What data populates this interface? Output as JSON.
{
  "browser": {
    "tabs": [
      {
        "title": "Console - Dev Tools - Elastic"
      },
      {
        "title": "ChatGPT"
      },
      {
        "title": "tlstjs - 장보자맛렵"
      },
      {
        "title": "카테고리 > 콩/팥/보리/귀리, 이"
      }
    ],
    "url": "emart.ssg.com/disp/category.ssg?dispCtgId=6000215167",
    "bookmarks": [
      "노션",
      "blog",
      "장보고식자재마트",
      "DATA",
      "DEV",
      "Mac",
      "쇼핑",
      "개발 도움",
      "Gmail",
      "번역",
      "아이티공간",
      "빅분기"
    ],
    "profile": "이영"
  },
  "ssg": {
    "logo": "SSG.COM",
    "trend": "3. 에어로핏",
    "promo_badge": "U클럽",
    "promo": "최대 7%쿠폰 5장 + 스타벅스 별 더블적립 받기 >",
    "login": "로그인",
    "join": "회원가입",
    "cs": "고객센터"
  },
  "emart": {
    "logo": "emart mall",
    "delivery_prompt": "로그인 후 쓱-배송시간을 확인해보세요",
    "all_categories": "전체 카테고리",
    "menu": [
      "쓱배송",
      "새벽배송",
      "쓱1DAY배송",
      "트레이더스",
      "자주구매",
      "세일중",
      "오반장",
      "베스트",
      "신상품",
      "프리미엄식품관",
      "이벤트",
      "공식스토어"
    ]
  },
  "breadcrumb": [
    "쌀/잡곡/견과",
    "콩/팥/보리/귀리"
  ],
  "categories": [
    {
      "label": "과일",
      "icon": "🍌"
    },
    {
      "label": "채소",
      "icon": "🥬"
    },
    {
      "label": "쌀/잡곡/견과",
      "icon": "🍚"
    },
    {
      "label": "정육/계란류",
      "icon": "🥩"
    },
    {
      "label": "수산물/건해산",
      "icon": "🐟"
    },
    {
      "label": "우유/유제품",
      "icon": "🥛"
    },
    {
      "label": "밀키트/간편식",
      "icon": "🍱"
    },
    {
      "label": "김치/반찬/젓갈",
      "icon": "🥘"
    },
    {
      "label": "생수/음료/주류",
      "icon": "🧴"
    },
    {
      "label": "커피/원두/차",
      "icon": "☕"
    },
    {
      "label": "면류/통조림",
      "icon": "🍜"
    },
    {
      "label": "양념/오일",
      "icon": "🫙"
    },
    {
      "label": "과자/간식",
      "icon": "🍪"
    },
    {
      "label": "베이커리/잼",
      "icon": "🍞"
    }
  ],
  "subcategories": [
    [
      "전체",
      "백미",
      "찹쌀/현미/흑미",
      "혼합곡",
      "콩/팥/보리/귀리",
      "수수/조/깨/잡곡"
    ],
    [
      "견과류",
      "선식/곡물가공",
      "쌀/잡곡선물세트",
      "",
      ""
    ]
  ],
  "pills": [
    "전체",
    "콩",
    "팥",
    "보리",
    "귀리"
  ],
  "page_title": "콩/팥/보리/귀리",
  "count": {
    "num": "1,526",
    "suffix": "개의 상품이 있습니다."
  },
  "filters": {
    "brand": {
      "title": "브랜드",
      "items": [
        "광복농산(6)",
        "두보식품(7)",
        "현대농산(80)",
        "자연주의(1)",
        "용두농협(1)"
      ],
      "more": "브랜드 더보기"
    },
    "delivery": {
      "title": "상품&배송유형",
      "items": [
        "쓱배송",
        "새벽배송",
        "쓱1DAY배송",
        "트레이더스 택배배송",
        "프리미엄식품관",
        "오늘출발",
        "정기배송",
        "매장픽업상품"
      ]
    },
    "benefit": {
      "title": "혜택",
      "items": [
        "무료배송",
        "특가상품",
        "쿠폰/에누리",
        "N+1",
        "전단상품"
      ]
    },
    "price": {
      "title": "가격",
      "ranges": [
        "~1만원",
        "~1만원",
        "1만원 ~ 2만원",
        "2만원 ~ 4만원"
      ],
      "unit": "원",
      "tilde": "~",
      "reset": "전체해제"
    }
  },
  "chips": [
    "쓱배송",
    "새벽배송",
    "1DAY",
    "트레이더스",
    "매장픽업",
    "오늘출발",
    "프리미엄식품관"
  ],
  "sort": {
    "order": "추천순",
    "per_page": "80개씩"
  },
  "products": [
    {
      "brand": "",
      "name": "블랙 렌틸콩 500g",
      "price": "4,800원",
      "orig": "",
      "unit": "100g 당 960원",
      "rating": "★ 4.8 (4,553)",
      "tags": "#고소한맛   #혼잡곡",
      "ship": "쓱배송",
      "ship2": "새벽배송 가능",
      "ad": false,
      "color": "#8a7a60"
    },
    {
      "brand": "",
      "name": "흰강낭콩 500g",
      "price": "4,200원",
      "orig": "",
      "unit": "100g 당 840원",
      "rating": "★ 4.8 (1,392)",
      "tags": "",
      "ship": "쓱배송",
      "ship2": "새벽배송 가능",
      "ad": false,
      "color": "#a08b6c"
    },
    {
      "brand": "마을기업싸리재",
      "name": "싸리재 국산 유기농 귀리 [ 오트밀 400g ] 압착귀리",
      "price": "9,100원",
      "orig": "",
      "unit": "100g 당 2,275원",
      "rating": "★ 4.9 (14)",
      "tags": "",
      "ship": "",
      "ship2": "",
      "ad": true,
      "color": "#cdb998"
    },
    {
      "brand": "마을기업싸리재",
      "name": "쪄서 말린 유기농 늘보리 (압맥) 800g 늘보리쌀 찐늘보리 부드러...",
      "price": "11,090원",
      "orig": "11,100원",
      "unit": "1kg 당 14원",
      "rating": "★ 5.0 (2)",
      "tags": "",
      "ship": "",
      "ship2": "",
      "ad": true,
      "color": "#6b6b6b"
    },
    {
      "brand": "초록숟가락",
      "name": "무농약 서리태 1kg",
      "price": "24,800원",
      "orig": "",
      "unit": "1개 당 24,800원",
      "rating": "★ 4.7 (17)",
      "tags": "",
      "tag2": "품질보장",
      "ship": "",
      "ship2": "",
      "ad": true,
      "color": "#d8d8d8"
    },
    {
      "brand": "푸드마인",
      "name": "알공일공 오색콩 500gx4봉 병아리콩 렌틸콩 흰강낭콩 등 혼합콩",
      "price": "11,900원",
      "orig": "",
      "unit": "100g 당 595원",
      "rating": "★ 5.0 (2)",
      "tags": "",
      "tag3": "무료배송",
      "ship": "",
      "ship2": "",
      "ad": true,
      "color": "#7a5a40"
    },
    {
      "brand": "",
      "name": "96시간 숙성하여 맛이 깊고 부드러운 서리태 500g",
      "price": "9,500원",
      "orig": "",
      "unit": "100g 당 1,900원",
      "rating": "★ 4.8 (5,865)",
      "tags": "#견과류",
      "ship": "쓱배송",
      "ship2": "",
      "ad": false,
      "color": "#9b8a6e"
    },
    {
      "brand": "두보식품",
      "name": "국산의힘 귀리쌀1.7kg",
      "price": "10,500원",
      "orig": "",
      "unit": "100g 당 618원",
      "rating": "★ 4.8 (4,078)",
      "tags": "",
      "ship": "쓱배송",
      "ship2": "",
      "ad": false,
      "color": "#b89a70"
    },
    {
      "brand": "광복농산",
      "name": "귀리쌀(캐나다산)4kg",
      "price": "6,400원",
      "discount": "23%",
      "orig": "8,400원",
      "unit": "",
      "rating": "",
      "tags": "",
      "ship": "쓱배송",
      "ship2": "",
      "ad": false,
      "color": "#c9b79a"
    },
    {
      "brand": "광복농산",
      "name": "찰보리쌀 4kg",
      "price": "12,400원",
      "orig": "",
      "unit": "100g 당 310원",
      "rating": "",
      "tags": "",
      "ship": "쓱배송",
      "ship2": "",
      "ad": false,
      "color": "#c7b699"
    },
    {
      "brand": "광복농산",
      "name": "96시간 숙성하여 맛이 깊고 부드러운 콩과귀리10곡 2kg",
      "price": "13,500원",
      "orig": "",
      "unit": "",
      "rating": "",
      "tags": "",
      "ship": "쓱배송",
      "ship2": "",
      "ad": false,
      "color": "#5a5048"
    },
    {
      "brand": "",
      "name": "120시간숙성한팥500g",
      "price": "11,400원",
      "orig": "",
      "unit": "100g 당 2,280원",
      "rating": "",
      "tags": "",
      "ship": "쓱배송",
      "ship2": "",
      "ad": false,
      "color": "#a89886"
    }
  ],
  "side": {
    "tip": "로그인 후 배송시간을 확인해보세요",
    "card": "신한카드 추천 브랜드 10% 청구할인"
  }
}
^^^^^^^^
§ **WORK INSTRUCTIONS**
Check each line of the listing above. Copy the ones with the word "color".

§ **ANSWER SECTION**
      "color": "#8a7a60"
      "color": "#a08b6c"
      "color": "#cdb998"
      "color": "#6b6b6b"
      "color": "#d8d8d8"
      "color": "#7a5a40"
      "color": "#9b8a6e"
      "color": "#b89a70"
      "color": "#c9b79a"
      "color": "#c7b699"
      "color": "#5a5048"
      "color": "#a89886"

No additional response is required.